Distribution of Shares Among the 24 Existing Family Groups
3... Family Groups own more than 35 shares each (>16% each), collectively 52%
4... Family Groups own 10 to 16 shares each (approx. 4% to 8% each), collectively 24%
9... Family Groups own 1 to 5 shares each (approx. .5% to 3% each), collectively 14%
8... Family Groups own no shares
* Non-clients own 21 shares or 10 %.
If we analyze the control parties of the Trust Company today, it appears that, at most, 3 Family Groups could be considered to be controlling parties (owning 10 % or more) under Banking Law § 143-b. There may in fact be no controlling persons or groups owning 10 % or more. For example, if several individuals own shares within a Family Group but no individual owns 10% or more, and if the Department has no reason to believe that such individuals act in concert when voting their shares, then perhaps there is no one person or group that constitutes a control party owning 10% or more. However, conservatively, it appears that, at most, there could be 3 separate controlling Family Groups.
The Department should have any control party or control groups listed as such in our files; technically, if there is a person or group controlling 10% or more, it already should have filed a § 143-b application. We would need information on individual share breakdowns to be certain whether there currently exist any control groups.
The Trust Company did not provide a breakdown of what the partnership interests in [ ] would be following reorganization. It is likely that the current largest shareholder Family Groups will have the largest partnership interests in [ ], but not necessarily so. As the Trust Company noted, because [ ] will technically be the only shareholder of the Trust Company, the annual shareholders meeting will become an annual partners meeting. It is not known exactly whether partners will have votes weighted in accordance with their family's partnership interests, but the purpose of the proposal appears to suggest this. If this is the case, then the families with the largest partnership interests will probably have the biggest voice in the partnership matters, and it is likely that these are the same families that currently have the largest shareholdings and thus are now controlling shareholders. In sum, the groups effectively which might constitute "control" parties under the old structure very likely might constitute the controlling parties under the new structure. I believe that it is logical to "look through" the partnership in this manner to see what persons or groups are actually controlling the partnership's actions.
In other words, I think that the Superintendent can make a determination under B.L. § 143-b that the partnership itself will not constitute a control party, and therefore will not have to file a § 143-b application, since it will just exist as a vehicle for ownership.
As to whether individual persons or groups might have to file applications as indirect "control" parties, however, the Trust Company will have to analyze and inform the Department what percentages of the partnership certain persons or groups will end up with following the reorganization, and the Trust Company also should describe whether such Family Groups or persons that hold partnership interests have a weighted vote in partnership matters (such that effectively a Family Group with a large amount of assets under management will have the equivalent of a 10% or more "vote"). Of course, depending on amounts of assets under management and total number of Family Groups, partnership interests will vary over time.

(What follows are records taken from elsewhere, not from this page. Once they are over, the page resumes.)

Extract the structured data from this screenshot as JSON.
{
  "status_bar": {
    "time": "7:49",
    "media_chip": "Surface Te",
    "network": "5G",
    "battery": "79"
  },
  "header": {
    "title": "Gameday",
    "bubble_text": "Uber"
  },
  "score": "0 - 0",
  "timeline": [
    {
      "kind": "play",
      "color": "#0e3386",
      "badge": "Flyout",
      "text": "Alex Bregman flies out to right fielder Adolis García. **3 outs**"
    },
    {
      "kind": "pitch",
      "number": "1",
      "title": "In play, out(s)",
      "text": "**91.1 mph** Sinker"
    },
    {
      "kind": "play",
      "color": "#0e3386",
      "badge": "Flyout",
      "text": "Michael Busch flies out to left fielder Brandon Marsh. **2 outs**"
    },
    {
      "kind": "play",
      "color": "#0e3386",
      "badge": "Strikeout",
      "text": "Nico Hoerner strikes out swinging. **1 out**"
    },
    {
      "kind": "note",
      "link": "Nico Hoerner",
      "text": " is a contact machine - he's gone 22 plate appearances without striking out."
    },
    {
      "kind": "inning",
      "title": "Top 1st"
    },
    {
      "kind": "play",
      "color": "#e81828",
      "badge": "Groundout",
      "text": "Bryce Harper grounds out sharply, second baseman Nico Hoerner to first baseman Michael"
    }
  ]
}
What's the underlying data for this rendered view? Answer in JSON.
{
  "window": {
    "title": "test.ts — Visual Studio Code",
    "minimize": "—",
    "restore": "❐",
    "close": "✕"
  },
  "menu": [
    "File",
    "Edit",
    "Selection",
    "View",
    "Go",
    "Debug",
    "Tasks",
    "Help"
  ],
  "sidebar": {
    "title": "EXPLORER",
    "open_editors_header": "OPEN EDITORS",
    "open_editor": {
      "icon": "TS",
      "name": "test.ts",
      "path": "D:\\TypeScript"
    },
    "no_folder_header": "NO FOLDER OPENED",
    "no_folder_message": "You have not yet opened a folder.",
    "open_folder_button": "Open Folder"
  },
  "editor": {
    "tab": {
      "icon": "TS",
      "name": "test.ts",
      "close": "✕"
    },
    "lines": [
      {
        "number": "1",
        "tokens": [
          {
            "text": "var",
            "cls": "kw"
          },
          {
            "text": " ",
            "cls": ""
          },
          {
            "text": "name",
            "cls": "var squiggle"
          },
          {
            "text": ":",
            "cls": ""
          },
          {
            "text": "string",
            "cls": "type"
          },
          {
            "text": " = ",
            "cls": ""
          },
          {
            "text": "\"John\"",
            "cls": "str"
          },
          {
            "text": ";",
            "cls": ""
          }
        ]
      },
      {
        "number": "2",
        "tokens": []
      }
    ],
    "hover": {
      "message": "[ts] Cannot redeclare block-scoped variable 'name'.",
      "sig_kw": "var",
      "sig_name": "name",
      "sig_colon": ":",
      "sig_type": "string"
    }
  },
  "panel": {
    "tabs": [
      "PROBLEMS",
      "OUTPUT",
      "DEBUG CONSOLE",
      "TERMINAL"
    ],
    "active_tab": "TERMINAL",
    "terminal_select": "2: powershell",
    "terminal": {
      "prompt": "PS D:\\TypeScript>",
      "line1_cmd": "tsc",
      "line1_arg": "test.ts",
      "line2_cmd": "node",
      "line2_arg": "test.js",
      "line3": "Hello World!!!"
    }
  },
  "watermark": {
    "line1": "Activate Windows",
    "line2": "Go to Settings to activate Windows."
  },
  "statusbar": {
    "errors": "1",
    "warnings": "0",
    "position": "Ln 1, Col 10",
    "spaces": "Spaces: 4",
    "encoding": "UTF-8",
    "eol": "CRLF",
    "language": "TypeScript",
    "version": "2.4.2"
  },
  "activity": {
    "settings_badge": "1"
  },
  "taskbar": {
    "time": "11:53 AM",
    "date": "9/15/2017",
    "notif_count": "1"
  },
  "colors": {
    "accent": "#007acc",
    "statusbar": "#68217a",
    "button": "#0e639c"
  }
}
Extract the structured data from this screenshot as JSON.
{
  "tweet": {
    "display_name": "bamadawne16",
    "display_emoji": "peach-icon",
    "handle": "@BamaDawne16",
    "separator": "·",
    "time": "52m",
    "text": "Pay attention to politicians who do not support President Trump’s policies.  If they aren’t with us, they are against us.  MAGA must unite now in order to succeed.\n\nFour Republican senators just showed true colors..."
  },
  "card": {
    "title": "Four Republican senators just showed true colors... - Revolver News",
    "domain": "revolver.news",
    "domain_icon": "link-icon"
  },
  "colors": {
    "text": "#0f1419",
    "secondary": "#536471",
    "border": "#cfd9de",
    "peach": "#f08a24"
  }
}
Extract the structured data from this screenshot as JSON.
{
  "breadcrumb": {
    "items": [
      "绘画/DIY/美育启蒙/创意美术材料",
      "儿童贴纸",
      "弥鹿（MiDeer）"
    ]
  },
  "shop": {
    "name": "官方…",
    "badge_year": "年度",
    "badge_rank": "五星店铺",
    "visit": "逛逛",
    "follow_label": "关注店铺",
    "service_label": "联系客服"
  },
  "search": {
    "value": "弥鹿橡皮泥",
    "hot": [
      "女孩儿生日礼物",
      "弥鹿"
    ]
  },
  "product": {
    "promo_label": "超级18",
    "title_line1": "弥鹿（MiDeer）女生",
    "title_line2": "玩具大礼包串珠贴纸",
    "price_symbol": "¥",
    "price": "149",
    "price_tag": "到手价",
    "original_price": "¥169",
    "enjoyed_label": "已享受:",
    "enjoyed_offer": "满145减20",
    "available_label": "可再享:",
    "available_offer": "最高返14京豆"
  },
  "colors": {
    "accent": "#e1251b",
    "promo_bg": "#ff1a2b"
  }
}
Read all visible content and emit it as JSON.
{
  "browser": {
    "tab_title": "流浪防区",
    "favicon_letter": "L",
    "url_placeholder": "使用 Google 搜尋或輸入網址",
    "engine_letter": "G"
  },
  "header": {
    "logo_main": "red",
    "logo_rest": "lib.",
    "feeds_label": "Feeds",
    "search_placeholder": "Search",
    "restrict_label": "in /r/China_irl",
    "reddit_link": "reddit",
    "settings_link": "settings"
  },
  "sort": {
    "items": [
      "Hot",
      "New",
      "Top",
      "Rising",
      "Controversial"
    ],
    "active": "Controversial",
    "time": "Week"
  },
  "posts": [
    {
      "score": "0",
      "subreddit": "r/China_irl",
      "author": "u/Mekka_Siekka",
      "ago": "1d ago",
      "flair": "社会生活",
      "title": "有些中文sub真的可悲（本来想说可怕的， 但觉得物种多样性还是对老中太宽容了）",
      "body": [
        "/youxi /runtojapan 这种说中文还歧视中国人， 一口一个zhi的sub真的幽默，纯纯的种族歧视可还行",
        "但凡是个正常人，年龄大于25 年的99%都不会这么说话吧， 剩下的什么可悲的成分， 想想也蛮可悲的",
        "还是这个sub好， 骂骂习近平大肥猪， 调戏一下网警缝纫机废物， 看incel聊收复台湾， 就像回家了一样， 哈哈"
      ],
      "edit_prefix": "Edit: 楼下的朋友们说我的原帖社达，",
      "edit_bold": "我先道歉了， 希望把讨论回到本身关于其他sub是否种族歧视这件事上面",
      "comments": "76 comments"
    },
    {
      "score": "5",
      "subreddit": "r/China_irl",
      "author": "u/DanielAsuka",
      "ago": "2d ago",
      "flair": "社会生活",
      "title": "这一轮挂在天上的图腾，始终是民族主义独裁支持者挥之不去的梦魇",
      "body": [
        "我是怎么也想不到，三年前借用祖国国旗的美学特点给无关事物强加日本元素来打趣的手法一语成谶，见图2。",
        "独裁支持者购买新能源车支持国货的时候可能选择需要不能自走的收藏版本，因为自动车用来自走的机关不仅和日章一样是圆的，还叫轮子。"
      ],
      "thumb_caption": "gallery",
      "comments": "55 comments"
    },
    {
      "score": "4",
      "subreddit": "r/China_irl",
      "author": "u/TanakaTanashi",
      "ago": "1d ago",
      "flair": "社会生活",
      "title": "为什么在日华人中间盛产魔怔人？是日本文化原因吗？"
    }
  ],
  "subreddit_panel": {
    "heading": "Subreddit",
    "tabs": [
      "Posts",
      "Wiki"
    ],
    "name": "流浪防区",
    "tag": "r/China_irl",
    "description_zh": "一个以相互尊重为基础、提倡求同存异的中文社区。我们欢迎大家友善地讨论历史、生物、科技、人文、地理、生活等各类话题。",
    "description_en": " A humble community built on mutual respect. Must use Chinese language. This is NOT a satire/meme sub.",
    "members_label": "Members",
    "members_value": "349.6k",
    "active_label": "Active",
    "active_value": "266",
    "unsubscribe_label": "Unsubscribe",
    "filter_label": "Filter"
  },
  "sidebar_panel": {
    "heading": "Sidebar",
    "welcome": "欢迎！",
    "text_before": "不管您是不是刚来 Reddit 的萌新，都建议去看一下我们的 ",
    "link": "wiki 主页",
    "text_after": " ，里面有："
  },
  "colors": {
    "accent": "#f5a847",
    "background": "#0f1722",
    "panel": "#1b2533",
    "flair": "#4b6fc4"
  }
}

If the Department already has the 3 large Family Groups listed as control parties and these same large Family Groups will have the largest partnership interests, perhaps no further information will be necessary. But the Trust Company should provide the Department more detailed information on the breakdown of current share ownership and proposed future partnership interests so we can be sure of the actual control structure of the Trust Company.
Please call me if there are any questions.